If you are a gay black man (or if your spirit animal would be in a Paris Is Burning remake), the talented one from Danity Kane has made an album just for you.
Beyonce who? This is truly the diva all the Children should be obsessing over. I have never in my life danced so hard to an R&B album. This will be my workout CD until further notice. I cannot stress how flawlessly Dawn Richard has combined percussive dance beats with emotional R&B. This isn’t dance music for pop fans. This isn’t R&B pitched for a pop market or pop with an R&B feel. This is R&B music…for people who want to really dance. This is Get It Done music. Put your hair in a ponytail, put your heels to the side, put on the Stank Face, and PUT IN WERQ.
No one but a dancer could make an album with this much movement, but still grounded in R&B. The beats may be house, but the songs are pure soul music and there isn’t an ounce of fat on this album. Each track is completely necessary, even the intro.
Intros are usually weak, but Dawn sets up the album perfectly with “Call to Hearts.” It’s rare to find a track that you could chill out to as easily as you could choreograph some serious dance moves to, but that’s what she does on the intro and it’s the perfect appetizer for the rest of the album. The energy continues to build through “Black Lipstick” (which is a little reminiscent of the UK two-step of the early 00s) and hits its peak with the lead single “Bombs.” It’s full of attitude and swagger, but not quite as easily accessible as some of the other tracks on the EP. It takes a few listens to settle in completely, but the reward is well worth taking the time to really dig into.
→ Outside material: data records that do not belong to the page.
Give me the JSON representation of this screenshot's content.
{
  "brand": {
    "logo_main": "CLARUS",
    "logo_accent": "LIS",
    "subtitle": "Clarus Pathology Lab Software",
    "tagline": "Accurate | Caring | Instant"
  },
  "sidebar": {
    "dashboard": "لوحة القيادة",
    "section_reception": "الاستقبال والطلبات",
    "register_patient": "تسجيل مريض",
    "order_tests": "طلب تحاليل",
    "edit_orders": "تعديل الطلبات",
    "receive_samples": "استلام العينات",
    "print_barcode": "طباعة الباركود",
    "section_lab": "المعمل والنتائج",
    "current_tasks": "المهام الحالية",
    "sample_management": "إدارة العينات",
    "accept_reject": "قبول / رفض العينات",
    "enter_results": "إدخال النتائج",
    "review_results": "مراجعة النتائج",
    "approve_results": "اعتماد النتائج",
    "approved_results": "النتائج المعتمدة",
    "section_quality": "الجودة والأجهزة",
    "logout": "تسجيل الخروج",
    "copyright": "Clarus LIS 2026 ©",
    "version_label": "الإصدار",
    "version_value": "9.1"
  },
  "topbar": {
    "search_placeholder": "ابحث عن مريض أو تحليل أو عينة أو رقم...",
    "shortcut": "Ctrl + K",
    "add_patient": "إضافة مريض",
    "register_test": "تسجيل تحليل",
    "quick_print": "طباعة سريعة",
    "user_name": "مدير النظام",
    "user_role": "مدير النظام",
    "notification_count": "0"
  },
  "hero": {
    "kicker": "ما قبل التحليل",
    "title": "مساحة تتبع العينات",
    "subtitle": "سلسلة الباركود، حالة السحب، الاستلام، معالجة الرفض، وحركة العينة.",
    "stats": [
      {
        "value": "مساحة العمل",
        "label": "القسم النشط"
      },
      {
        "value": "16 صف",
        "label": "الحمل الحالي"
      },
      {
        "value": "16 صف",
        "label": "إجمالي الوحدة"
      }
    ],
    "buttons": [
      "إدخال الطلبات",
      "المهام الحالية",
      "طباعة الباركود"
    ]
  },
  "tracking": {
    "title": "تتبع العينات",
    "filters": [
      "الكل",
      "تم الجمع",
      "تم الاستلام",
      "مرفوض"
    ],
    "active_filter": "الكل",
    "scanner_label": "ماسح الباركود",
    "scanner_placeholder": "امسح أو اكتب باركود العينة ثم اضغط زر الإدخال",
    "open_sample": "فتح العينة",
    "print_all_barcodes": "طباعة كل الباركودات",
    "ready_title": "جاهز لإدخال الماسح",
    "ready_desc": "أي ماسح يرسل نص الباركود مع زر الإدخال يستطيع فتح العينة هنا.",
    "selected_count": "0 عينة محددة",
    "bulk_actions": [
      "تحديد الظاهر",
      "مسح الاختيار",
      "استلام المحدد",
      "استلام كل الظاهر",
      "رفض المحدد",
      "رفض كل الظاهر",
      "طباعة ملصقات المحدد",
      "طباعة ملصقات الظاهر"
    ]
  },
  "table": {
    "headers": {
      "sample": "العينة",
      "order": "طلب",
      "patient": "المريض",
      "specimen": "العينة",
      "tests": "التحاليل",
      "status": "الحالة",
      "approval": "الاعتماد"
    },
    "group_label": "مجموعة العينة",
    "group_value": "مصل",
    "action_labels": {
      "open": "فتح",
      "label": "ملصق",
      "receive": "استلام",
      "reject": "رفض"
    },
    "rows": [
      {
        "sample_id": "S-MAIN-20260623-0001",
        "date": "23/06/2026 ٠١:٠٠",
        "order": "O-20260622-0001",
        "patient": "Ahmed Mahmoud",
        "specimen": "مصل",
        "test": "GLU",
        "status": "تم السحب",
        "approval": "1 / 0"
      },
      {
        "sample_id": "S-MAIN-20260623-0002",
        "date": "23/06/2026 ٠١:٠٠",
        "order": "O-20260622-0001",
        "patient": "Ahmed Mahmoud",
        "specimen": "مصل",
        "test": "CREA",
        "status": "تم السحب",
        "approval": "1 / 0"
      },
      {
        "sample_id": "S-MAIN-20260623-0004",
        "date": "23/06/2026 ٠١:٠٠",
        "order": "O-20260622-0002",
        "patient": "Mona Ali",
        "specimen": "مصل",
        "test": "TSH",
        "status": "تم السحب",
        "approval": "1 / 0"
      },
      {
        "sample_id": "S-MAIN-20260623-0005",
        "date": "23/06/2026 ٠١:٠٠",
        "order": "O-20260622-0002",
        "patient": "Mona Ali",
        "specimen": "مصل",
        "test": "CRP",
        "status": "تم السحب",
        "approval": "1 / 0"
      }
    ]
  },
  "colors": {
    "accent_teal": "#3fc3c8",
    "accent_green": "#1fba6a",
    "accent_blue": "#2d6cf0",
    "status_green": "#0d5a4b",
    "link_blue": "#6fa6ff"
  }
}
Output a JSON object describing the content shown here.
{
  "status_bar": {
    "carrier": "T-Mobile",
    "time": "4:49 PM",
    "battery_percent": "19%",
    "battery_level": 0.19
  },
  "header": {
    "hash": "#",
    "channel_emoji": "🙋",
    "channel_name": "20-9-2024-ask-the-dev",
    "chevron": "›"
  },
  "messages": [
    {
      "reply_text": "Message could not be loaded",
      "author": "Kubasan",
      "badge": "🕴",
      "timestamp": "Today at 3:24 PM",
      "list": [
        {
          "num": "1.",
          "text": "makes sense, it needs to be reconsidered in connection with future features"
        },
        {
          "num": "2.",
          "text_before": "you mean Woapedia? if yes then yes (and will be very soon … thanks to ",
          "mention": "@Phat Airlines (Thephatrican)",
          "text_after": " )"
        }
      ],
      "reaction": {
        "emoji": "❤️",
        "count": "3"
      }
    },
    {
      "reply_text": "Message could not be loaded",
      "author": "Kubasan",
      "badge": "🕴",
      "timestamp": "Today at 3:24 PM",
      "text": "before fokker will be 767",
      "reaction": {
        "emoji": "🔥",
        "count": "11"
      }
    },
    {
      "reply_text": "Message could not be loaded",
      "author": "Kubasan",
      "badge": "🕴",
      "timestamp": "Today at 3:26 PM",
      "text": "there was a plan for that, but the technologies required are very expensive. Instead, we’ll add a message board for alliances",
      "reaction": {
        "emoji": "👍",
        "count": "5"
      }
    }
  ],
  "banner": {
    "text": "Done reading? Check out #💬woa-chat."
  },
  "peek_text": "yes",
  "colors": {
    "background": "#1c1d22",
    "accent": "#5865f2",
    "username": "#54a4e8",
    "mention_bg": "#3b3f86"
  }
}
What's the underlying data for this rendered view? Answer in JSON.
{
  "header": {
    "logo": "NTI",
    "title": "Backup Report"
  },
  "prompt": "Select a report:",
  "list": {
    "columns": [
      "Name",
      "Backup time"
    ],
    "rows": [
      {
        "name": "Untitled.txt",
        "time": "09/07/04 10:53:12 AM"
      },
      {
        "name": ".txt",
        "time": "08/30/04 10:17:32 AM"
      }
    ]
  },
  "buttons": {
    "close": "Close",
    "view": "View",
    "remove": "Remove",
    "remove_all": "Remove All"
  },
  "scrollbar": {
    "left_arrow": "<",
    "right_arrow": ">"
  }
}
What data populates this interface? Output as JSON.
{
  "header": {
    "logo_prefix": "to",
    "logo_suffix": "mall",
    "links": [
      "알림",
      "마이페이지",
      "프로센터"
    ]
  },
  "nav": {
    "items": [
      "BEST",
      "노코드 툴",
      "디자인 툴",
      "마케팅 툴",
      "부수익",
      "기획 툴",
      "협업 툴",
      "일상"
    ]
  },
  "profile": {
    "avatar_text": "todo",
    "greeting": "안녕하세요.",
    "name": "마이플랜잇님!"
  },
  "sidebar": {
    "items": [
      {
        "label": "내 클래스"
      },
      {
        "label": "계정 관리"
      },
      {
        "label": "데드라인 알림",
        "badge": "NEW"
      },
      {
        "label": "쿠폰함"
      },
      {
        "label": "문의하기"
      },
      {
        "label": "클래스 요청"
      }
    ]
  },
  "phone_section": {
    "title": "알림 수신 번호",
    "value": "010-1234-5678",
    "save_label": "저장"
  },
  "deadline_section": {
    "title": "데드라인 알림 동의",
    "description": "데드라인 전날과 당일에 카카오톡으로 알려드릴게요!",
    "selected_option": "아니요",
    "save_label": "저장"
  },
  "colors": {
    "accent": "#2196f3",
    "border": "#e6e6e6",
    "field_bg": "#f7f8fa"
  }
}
"Automatic" and "Change" give you a little time to catch your breath—if you want. The rest of the EP hands you a choice depending on your mood: You can chill, or you can continue to dance. The beats are all there under the surface with R&B layered on top. Dawn really brings it home at the end with the trifecta of "Heaven," "Faith," and "Scripture." "Heaven" brings in a male voice to duet with Dawn’s supple alto over the most seductive beat on the album. "Faith" kicks it up a notch with handclaps and a lot of bass, then "Scripture" takes the album down to the cool-down, pulling out some old-school Sade tricks with lyrics that could just as easily be about God as they could be describing a relationship.
Pop music and dance music is very bright. You think strobe lights and glitter and happy, smiling people. This is dance music for a dark room, for a rainy night, for a basement party, and for the after-hours club. There’s nothing bright and glittery about any of this. Dawn Richard has managed to put two of my favorite things together—soulful R&B and music you can dance to—and made a sound all her own. Armor On is supposed to be the first of three EPs before her full-length debut later this year. I have my fingers crossed, but I don’t see how she could possibly top this perfection.